One hour of brisk walking helps older adults keep their independence
Researchers at Northwestern University are reporting that just an hour of swift walking is enough to prevent disability in older adults with arthritis pain. The same preventive effect was also seen in patients with stiffness or aching in a knee, hip, ankle, or foot.
Study lead author Dorothy Dunlop is a professor of Preventive Medicine at Northwestern’s Feinberg School of Medicine.
“This is less than 10 minutes a day for people to maintain their independence. It’s very doable,” said Professor Dunlop. “This minimum threshold may motivate inactive older adults to begin their path toward a physically active lifestyle with the wide range of health benefits promoted by physical activity.”
Symptomatic knee osteoarthritis is the most common type of osteoarthritis, and the condition affects about 14 million older adults in the United States alone. Overall, 40 percent of people with osteoarthritis develop some form of physical impairment that limits their activity.
The researchers found that one hour of moderate-to-vigorous physical activity per week helped older adults maintain their ability to perform daily tasks such as getting dressed. This level of exercise reduced the risk of daily living disability by 45 percent and mobility disability by 85 percent.
The investigation was focused on four years of data from more than 1,500 adults in the national Osteoarthritis Initiative. When the study began, the participants all had pain, aching, or stiffness in lower extremity joints, but were not experiencing disability. Accelerometers were used to measure physical activity among the adults during the study period.
“Our goal was to see what kind of activity would help people remain free of disability,” explained Professor Dunlop.
Federal guidelines recommend that older adults participate in at least 2.5 hours a week of moderate-intensity activity for a reduced risk of heart disease and many other chronic diseases. However, Professor Dunlop said this level of activity can be daunting for inactive older adults with lower extremity pain.
“We hope this new public health finding will motivate an intermediate physical activity goal,” said Professor Dunlop. “One hour a week is a stepping stone for people who are currently inactive. People can start to work toward that.”

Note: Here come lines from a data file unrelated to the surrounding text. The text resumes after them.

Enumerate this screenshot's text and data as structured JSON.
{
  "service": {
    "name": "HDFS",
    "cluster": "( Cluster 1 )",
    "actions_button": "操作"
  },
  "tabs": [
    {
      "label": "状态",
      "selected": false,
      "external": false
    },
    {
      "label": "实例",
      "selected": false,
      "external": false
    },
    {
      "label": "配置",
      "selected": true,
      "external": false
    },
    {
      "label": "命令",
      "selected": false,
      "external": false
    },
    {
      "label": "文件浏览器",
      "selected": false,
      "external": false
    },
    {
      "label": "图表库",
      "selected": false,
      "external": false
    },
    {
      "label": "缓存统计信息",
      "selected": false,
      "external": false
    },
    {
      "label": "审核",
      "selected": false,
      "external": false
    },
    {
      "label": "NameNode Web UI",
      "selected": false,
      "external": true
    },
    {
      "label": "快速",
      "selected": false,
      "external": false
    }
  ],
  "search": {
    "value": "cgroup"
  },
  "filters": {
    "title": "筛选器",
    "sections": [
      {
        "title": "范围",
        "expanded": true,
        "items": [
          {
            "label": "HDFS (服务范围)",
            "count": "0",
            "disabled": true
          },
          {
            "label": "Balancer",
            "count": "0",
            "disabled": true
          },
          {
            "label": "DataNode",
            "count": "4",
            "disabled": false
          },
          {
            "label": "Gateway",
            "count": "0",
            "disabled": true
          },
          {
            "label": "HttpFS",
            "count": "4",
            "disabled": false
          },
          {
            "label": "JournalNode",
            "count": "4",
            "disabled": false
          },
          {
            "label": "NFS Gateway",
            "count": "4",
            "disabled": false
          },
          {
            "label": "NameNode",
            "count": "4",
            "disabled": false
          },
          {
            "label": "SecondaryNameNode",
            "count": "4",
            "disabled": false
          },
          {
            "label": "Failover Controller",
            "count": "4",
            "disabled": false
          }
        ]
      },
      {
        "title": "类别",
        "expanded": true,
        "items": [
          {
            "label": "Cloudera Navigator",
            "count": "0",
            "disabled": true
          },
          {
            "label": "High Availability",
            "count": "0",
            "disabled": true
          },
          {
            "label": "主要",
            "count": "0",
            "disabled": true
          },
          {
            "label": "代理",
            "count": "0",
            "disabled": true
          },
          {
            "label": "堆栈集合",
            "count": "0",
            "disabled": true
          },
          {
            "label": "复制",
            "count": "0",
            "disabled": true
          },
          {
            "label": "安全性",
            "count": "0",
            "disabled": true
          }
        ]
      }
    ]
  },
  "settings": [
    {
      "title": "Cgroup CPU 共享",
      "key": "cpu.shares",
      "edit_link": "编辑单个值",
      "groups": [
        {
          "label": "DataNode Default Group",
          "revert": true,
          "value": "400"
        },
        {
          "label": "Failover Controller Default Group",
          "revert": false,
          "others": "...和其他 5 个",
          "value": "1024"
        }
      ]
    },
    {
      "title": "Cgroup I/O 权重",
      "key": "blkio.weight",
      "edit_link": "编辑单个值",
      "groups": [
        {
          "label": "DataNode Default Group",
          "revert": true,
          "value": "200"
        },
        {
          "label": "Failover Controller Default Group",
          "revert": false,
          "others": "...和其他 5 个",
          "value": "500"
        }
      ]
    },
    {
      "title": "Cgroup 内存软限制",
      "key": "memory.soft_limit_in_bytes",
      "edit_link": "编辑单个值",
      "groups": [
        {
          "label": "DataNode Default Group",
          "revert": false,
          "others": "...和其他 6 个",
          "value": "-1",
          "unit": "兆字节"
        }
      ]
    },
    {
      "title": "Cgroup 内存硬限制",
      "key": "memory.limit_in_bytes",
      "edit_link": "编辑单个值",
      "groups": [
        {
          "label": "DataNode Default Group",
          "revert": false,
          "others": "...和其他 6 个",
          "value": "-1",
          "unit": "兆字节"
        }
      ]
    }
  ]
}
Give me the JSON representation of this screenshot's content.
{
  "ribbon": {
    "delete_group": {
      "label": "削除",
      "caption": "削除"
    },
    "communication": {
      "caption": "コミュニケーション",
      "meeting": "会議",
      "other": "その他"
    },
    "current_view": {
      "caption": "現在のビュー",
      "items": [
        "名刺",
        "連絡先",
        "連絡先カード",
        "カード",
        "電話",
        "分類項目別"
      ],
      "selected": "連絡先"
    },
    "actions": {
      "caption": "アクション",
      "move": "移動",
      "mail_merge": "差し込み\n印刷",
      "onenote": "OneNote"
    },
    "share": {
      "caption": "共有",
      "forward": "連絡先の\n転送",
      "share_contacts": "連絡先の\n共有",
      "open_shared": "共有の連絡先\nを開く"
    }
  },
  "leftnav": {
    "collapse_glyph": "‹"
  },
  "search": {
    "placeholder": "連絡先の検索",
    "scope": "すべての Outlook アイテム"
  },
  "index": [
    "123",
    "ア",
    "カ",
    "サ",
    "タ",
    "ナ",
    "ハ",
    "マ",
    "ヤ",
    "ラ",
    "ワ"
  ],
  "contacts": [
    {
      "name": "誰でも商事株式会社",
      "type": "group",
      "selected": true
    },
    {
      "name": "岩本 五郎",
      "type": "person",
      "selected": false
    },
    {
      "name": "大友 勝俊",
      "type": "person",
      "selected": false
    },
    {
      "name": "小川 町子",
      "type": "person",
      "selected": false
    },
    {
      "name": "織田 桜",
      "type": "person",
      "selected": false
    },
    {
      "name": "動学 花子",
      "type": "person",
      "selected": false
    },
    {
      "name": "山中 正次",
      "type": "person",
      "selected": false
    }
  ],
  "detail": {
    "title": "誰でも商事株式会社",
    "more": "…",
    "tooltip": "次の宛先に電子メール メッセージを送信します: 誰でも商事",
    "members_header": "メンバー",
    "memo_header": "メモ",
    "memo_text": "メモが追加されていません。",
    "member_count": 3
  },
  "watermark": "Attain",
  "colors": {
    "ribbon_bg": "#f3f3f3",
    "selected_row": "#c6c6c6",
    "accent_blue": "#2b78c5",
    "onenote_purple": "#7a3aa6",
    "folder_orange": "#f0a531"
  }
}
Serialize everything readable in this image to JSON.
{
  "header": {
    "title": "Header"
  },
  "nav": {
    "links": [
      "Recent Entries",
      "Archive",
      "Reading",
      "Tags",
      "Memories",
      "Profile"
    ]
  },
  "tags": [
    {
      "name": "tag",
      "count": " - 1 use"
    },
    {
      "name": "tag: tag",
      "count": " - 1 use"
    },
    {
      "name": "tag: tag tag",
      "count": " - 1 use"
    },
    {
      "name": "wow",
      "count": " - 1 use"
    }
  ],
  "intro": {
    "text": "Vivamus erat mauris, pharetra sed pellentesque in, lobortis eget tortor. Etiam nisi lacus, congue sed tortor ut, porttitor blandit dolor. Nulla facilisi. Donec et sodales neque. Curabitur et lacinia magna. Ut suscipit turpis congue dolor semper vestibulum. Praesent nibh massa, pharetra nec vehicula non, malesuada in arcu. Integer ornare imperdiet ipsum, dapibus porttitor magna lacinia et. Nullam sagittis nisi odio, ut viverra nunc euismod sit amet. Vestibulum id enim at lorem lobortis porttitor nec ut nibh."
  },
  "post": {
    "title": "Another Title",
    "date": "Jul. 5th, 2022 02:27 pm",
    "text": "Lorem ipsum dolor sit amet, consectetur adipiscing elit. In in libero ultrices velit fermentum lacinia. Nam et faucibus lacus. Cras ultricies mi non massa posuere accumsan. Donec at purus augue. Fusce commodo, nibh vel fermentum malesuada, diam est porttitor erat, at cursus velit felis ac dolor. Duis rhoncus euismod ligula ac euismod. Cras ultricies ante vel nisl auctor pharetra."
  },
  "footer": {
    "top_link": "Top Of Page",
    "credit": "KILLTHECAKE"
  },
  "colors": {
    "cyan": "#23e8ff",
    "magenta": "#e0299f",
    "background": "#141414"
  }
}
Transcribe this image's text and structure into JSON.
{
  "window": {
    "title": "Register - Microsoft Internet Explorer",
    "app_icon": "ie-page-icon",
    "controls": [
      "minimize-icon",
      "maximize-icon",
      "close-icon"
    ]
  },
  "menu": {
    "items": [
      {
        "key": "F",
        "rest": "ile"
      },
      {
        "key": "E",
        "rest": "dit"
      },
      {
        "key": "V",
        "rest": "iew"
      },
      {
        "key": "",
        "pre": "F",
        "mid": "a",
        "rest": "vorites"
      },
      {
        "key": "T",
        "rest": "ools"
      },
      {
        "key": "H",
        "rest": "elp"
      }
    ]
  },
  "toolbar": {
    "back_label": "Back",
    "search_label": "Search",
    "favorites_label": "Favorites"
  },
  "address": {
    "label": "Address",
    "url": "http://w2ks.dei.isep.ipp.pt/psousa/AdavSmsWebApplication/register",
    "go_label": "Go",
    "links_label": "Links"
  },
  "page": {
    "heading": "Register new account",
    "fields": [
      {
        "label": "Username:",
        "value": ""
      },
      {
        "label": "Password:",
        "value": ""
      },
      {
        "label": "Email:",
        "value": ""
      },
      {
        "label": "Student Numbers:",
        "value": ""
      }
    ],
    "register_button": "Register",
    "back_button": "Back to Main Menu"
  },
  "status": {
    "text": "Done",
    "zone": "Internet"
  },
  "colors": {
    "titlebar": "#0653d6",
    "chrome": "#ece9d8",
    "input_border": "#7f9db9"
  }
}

The study is published in the American Journal of Preventive Medicine.